The terminals 102 communicate with a trading system 105, in which the main market events take place. The market system 105 in this embodiment comprises a number of functional units, namely a matching unit 106 for matching orders sent in by the users, an order book 107 for storing unmatched orders, a decision unit 108 for determining if a match should result in the removal of corresponding orders from the order book 107, a user book 109 for identifying allowable users as well as awarding unique alias for the users and an information dissemination unit 110 for inter alia distributing (broadcasting) information from the trading system 105 to the terminals 102.
The figure only displays a symbolic rendering of some of the functions that are preferably implemented in the trading system 105 (by hard ware and/or soft ware) and not an actual hard ware or soft ware architecture. From a hard ware point of view, the trading system 105 may be set up in several different ways, using a number of servers and other well known components. Communications can be made through Ethernet, Internet, wire less, fibre optics, etc.
Finally, there is a settlement system 111 for finalizing (settling) all matched orders.
As an alternative embodiment the decision unit 108 could be replaced by a reinsertion unit for achieving the same result in a different way, which will be made clear in conjunction with the functional description for FIGS. 2 and 3.
FIG. 2 hereby shows a flow chart for describing the purpose and effects of the decision unit 108 in FIG. 1.
Upon finding a match, the decision unit will first determine whether there is a trade refusal requirement in relation to any of the orders. (In case all orders contain a trade refusal requirement this step is not necessary.) If there is no such requirement, the trade will take place and is proceeded with (removal of orders from order book and sending trade to the settlement system).
Should there be a trade refusal requirement implemented in one of the orders, the decision unit sends out information of the match to the parties, allowing one or more of them to respond (preferably within a set time limit) by accepting the trade or refusing it. If the trade is accepted, the procedure is continued as with a normal trade (removal of orders from order book and sending trade to settlement system).
It the trade is rejected one of two things happen.
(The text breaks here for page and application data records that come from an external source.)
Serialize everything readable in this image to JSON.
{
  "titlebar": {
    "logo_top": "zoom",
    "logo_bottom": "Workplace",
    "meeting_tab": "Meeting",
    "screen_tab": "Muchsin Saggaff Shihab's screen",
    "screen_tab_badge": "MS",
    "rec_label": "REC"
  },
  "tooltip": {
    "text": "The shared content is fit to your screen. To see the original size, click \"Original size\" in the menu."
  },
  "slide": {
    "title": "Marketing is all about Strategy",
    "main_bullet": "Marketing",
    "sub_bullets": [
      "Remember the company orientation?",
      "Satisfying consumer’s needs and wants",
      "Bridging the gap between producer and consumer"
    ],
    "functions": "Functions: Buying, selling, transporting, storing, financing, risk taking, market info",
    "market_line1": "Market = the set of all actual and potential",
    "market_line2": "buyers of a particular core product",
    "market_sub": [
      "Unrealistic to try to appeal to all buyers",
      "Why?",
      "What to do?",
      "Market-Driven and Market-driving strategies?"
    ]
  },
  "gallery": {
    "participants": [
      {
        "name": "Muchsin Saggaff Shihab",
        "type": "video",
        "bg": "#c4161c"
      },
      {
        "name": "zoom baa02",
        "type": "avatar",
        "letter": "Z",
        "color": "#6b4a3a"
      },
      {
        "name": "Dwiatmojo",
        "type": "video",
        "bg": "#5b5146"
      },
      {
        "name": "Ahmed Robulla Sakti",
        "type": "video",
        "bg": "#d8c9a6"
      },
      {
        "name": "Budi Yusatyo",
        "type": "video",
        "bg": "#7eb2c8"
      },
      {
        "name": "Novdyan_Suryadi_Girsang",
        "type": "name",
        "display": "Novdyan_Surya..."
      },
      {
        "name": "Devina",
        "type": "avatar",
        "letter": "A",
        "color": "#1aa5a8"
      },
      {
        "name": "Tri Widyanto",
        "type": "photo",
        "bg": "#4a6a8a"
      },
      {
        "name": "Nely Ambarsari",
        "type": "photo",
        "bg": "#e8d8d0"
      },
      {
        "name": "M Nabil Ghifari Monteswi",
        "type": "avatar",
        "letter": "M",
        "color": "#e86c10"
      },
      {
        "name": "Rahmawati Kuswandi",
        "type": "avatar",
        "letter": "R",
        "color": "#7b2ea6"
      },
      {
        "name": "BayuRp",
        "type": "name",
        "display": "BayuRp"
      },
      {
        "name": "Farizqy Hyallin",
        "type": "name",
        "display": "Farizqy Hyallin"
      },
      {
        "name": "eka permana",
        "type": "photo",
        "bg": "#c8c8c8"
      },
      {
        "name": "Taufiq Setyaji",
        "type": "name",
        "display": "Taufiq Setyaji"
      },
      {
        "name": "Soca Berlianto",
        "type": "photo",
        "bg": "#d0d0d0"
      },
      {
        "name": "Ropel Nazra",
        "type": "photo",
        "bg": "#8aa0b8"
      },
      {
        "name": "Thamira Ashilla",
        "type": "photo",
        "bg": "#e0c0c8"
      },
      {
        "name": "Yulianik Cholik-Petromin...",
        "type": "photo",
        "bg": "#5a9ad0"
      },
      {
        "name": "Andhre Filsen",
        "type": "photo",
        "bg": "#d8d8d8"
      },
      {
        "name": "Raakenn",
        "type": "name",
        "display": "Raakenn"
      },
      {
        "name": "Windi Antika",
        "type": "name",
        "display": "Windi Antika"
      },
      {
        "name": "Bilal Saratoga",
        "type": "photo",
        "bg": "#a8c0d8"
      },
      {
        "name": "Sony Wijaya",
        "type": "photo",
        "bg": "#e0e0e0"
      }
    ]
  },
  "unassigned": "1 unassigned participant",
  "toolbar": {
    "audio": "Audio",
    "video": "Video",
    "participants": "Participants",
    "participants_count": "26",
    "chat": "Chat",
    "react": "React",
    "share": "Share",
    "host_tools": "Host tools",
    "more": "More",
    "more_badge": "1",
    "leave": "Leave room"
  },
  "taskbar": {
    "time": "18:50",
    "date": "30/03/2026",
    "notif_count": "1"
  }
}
If the system allows crossing orders in the order book, all orders are retained in the order book (and set to be unmatchable by the decision unit). If the system does not allow crossing orders, the order having highest priority is retained and the order with the lowest priority is removed with return information to the party sending in the order that the order was removed because trade was rejected.
In FIG. 3 a flow chart is shown indicating the procedure when using a reinsertion unit instead of a decision unit in the system in FIG. 1.
As soon as a match is found, the orders are removed from the order book. If a trade reject procedure is not possible, the trade proceeds as normal (settlement).
If trade rejection is possible, information is send out to the relevant parties (preferably with a time limit for responding).
Should there not be any trade refusal, the trade is proceeded as normal, but if there is a trade refusal, one of two actions is taken by the reinsertion unit.
If the system allows crossing orders, both orders are put into the order book with the same priority they had when they were removed. At the same time the orders are noted as being unmatchable.
If the system does not allow for crossing orders, the reinsertion unit selects the order having the highest priority and returns this to the order book (with that priority) and removes the other order (preferably sending info the party that sent in the order).